» Your goal: The copy has to match the data exactly and leave out every picture.

» Source data:

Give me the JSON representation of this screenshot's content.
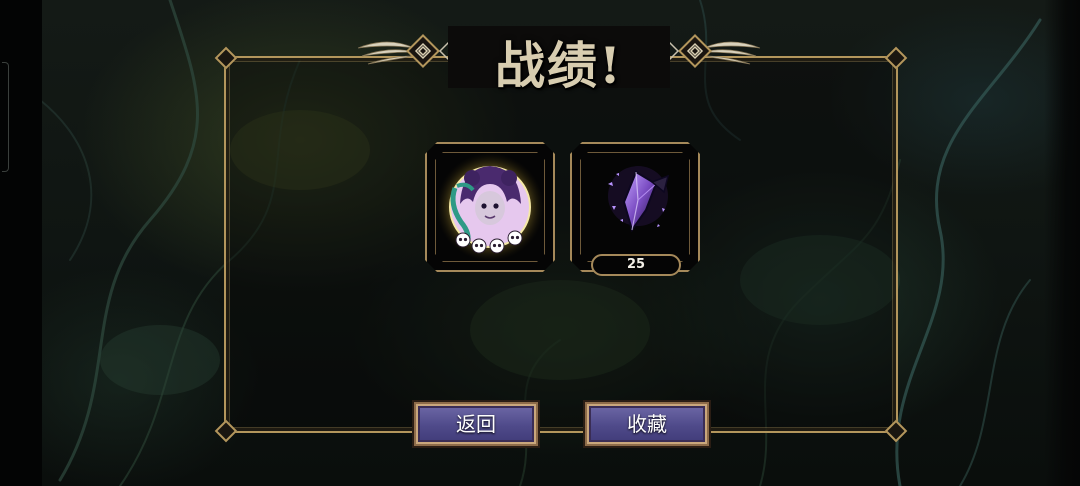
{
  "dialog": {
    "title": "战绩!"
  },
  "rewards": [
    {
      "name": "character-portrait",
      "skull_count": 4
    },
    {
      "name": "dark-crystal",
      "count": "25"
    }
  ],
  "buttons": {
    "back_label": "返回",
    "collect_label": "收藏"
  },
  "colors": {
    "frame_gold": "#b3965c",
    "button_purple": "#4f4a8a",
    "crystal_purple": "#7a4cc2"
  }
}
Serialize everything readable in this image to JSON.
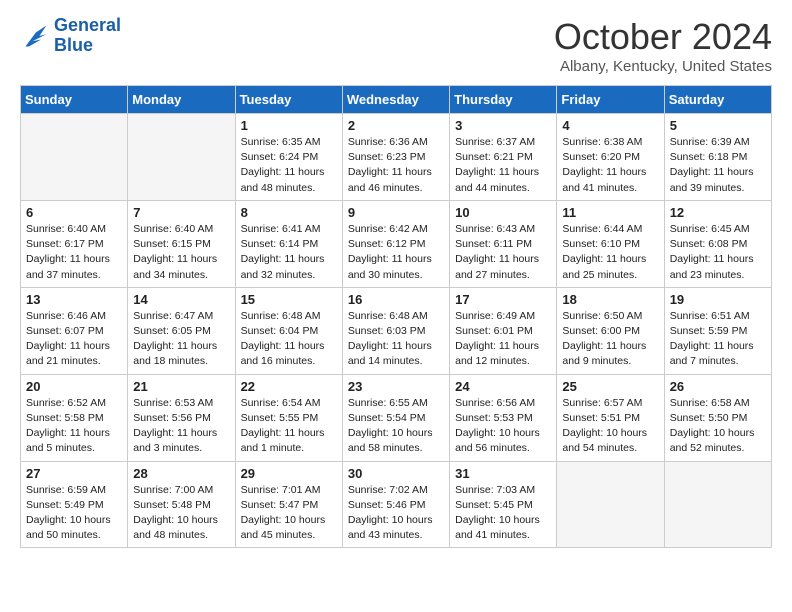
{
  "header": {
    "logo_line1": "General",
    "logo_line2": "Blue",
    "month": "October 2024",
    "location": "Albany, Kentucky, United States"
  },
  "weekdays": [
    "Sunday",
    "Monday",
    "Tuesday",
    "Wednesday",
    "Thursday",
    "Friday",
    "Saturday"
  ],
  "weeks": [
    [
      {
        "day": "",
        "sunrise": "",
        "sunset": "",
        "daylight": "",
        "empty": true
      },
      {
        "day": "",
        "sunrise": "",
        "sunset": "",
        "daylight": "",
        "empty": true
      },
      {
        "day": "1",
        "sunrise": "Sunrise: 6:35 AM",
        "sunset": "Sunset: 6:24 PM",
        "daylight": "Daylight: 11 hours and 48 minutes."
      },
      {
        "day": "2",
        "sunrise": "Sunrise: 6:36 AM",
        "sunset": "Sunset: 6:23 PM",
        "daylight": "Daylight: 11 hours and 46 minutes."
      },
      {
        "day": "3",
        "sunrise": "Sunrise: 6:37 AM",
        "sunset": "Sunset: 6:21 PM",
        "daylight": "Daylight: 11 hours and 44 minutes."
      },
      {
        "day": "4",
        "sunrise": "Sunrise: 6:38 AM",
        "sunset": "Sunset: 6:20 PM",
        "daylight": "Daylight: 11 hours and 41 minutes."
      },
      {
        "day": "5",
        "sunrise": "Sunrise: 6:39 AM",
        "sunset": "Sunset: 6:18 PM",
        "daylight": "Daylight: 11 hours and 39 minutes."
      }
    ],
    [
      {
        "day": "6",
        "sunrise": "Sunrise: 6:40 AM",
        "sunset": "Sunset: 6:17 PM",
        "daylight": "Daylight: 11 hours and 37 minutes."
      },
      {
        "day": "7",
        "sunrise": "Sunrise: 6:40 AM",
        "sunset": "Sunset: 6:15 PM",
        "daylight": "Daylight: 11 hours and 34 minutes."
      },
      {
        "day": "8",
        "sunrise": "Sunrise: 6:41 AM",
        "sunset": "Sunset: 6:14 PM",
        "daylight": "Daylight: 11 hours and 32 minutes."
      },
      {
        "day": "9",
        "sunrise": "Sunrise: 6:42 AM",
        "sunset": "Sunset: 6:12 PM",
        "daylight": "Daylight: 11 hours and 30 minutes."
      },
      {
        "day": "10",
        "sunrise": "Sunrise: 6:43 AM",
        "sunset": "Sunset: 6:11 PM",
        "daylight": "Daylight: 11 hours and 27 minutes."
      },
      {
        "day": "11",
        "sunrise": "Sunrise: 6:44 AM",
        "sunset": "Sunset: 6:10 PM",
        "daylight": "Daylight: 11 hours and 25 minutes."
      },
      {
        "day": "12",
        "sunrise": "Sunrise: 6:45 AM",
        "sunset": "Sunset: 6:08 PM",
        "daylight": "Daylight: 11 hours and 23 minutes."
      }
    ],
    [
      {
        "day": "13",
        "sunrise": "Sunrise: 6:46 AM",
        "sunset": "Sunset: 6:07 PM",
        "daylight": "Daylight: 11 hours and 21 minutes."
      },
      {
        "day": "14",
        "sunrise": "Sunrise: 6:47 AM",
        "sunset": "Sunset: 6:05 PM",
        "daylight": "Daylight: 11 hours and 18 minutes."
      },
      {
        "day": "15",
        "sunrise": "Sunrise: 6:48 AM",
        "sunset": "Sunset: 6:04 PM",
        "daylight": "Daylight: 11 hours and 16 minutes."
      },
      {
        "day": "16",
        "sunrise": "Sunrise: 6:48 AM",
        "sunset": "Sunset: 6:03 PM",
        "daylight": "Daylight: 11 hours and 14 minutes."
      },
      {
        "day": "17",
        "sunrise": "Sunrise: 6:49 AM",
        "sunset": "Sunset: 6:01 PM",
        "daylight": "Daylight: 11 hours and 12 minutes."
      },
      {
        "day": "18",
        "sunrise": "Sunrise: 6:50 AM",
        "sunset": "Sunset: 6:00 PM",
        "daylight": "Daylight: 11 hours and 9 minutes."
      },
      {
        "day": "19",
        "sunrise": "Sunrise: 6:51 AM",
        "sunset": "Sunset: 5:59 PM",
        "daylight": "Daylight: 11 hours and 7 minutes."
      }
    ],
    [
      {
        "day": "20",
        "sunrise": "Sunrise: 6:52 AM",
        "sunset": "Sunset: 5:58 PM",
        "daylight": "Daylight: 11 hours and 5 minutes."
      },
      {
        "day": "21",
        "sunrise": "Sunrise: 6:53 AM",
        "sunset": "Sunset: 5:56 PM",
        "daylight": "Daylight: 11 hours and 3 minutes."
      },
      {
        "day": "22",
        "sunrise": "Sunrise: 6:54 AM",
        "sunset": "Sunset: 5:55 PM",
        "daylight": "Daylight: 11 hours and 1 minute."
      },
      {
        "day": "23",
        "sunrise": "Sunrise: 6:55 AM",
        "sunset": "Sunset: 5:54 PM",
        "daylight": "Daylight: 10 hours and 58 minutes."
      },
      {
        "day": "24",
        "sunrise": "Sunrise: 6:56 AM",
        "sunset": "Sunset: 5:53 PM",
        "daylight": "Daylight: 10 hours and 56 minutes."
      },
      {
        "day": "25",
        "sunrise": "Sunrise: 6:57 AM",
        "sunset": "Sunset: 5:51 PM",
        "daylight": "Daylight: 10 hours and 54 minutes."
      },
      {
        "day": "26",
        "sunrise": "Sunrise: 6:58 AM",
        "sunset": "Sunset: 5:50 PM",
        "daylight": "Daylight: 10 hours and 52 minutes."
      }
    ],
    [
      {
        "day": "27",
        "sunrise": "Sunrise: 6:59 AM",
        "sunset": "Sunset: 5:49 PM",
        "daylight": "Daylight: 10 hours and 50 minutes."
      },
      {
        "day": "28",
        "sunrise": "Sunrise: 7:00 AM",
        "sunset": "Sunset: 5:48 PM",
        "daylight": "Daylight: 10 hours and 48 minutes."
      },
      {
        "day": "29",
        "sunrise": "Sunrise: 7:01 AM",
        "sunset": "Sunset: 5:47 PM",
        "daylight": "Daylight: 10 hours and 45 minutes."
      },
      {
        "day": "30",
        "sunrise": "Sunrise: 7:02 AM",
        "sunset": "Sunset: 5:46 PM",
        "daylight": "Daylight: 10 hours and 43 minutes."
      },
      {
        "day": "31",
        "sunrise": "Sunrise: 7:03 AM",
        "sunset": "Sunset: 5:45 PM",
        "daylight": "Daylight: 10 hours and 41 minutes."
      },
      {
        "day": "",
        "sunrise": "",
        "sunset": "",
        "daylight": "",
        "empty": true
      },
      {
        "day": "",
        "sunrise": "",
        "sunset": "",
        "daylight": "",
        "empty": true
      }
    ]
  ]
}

» Answer space:
Give me the JSON representation of this screenshot's content.
{
  "dialog": {
    "title": "战绩!"
  },
  "rewards": [
    {
      "name": "character-portrait",
      "skull_count": 4
    },
    {
      "name": "dark-crystal",
      "count": "25"
    }
  ],
  "buttons": {
    "back_label": "返回",
    "collect_label": "收藏"
  },
  "colors": {
    "frame_gold": "#b3965c",
    "button_purple": "#4f4a8a",
    "crystal_purple": "#7a4cc2"
  }
}
Serialize everything readable in this image to JSON.
{
  "header": {
    "logo_line1": "General",
    "logo_line2": "Blue",
    "month": "October 2024",
    "location": "Albany, Kentucky, United States"
  },
  "weekdays": [
    "Sunday",
    "Monday",
    "Tuesday",
    "Wednesday",
    "Thursday",
    "Friday",
    "Saturday"
  ],
  "weeks": [
    [
      {
        "day": "",
        "sunrise": "",
        "sunset": "",
        "daylight": "",
        "empty": true
      },
      {
        "day": "",
        "sunrise": "",
        "sunset": "",
        "daylight": "",
        "empty": true
      },
      {
        "day": "1",
        "sunrise": "Sunrise: 6:35 AM",
        "sunset": "Sunset: 6:24 PM",
        "daylight": "Daylight: 11 hours and 48 minutes."
      },
      {
        "day": "2",
        "sunrise": "Sunrise: 6:36 AM",
        "sunset": "Sunset: 6:23 PM",
        "daylight": "Daylight: 11 hours and 46 minutes."
      },
      {
        "day": "3",
        "sunrise": "Sunrise: 6:37 AM",
        "sunset": "Sunset: 6:21 PM",
        "daylight": "Daylight: 11 hours and 44 minutes."
      },
      {
        "day": "4",
        "sunrise": "Sunrise: 6:38 AM",
        "sunset": "Sunset: 6:20 PM",
        "daylight": "Daylight: 11 hours and 41 minutes."
      },
      {
        "day": "5",
        "sunrise": "Sunrise: 6:39 AM",
        "sunset": "Sunset: 6:18 PM",
        "daylight": "Daylight: 11 hours and 39 minutes."
      }
    ],
    [
      {
        "day": "6",
        "sunrise": "Sunrise: 6:40 AM",
        "sunset": "Sunset: 6:17 PM",
        "daylight": "Daylight: 11 hours and 37 minutes."
      },
      {
        "day": "7",
        "sunrise": "Sunrise: 6:40 AM",
        "sunset": "Sunset: 6:15 PM",
        "daylight": "Daylight: 11 hours and 34 minutes."
      },
      {
        "day": "8",
        "sunrise": "Sunrise: 6:41 AM",
        "sunset": "Sunset: 6:14 PM",
        "daylight": "Daylight: 11 hours and 32 minutes."
      },
      {
        "day": "9",
        "sunrise": "Sunrise: 6:42 AM",
        "sunset": "Sunset: 6:12 PM",
        "daylight": "Daylight: 11 hours and 30 minutes."
      },
      {
        "day": "10",
        "sunrise": "Sunrise: 6:43 AM",
        "sunset": "Sunset: 6:11 PM",
        "daylight": "Daylight: 11 hours and 27 minutes."
      },
      {
        "day": "11",
        "sunrise": "Sunrise: 6:44 AM",
        "sunset": "Sunset: 6:10 PM",
        "daylight": "Daylight: 11 hours and 25 minutes."
      },
      {
        "day": "12",
        "sunrise": "Sunrise: 6:45 AM",
        "sunset": "Sunset: 6:08 PM",
        "daylight": "Daylight: 11 hours and 23 minutes."
      }
    ],
    [
      {
        "day": "13",
        "sunrise": "Sunrise: 6:46 AM",
        "sunset": "Sunset: 6:07 PM",
        "daylight": "Daylight: 11 hours and 21 minutes."
      },
      {
        "day": "14",
        "sunrise": "Sunrise: 6:47 AM",
        "sunset": "Sunset: 6:05 PM",
        "daylight": "Daylight: 11 hours and 18 minutes."
      },
      {
        "day": "15",
        "sunrise": "Sunrise: 6:48 AM",
        "sunset": "Sunset: 6:04 PM",
        "daylight": "Daylight: 11 hours and 16 minutes."
      },
      {
        "day": "16",
        "sunrise": "Sunrise: 6:48 AM",
        "sunset": "Sunset: 6:03 PM",
        "daylight": "Daylight: 11 hours and 14 minutes."
      },
      {
        "day": "17",
        "sunrise": "Sunrise: 6:49 AM",
        "sunset": "Sunset: 6:01 PM",
        "daylight": "Daylight: 11 hours and 12 minutes."
      },
      {
        "day": "18",
        "sunrise": "Sunrise: 6:50 AM",
        "sunset": "Sunset: 6:00 PM",
        "daylight": "Daylight: 11 hours and 9 minutes."
      },
      {
        "day": "19",
        "sunrise": "Sunrise: 6:51 AM",
        "sunset": "Sunset: 5:59 PM",
        "daylight": "Daylight: 11 hours and 7 minutes."
      }
    ],
    [
      {
        "day": "20",
        "sunrise": "Sunrise: 6:52 AM",
        "sunset": "Sunset: 5:58 PM",
        "daylight": "Daylight: 11 hours and 5 minutes."
      },
      {
        "day": "21",
        "sunrise": "Sunrise: 6:53 AM",
        "sunset": "Sunset: 5:56 PM",
        "daylight": "Daylight: 11 hours and 3 minutes."
      },
      {
        "day": "22",
        "sunrise": "Sunrise: 6:54 AM",
        "sunset": "Sunset: 5:55 PM",
        "daylight": "Daylight: 11 hours and 1 minute."
      },
      {
        "day": "23",
        "sunrise": "Sunrise: 6:55 AM",
        "sunset": "Sunset: 5:54 PM",
        "daylight": "Daylight: 10 hours and 58 minutes."
      },
      {
        "day": "24",
        "sunrise": "Sunrise: 6:56 AM",
        "sunset": "Sunset: 5:53 PM",
        "daylight": "Daylight: 10 hours and 56 minutes."
      },
      {
        "day": "25",
        "sunrise": "Sunrise: 6:57 AM",
        "sunset": "Sunset: 5:51 PM",
        "daylight": "Daylight: 10 hours and 54 minutes."
      },
      {
        "day": "26",
        "sunrise": "Sunrise: 6:58 AM",
        "sunset": "Sunset: 5:50 PM",
        "daylight": "Daylight: 10 hours and 52 minutes."
      }
    ],
    [
      {
        "day": "27",
        "sunrise": "Sunrise: 6:59 AM",
        "sunset": "Sunset: 5:49 PM",
        "daylight": "Daylight: 10 hours and 50 minutes."
      },
      {
        "day": "28",
        "sunrise": "Sunrise: 7:00 AM",
        "sunset": "Sunset: 5:48 PM",
        "daylight": "Daylight: 10 hours and 48 minutes."
      },
      {
        "day": "29",
        "sunrise": "Sunrise: 7:01 AM",
        "sunset": "Sunset: 5:47 PM",
        "daylight": "Daylight: 10 hours and 45 minutes."
      },
      {
        "day": "30",
        "sunrise": "Sunrise: 7:02 AM",
        "sunset": "Sunset: 5:46 PM",
        "daylight": "Daylight: 10 hours and 43 minutes."
      },
      {
        "day": "31",
        "sunrise": "Sunrise: 7:03 AM",
        "sunset": "Sunset: 5:45 PM",
        "daylight": "Daylight: 10 hours and 41 minutes."
      },
      {
        "day": "",
        "sunrise": "",
        "sunset": "",
        "daylight": "",
        "empty": true
      },
      {
        "day": "",
        "sunrise": "",
        "sunset": "",
        "daylight": "",
        "empty": true
      }
    ]
  ]
}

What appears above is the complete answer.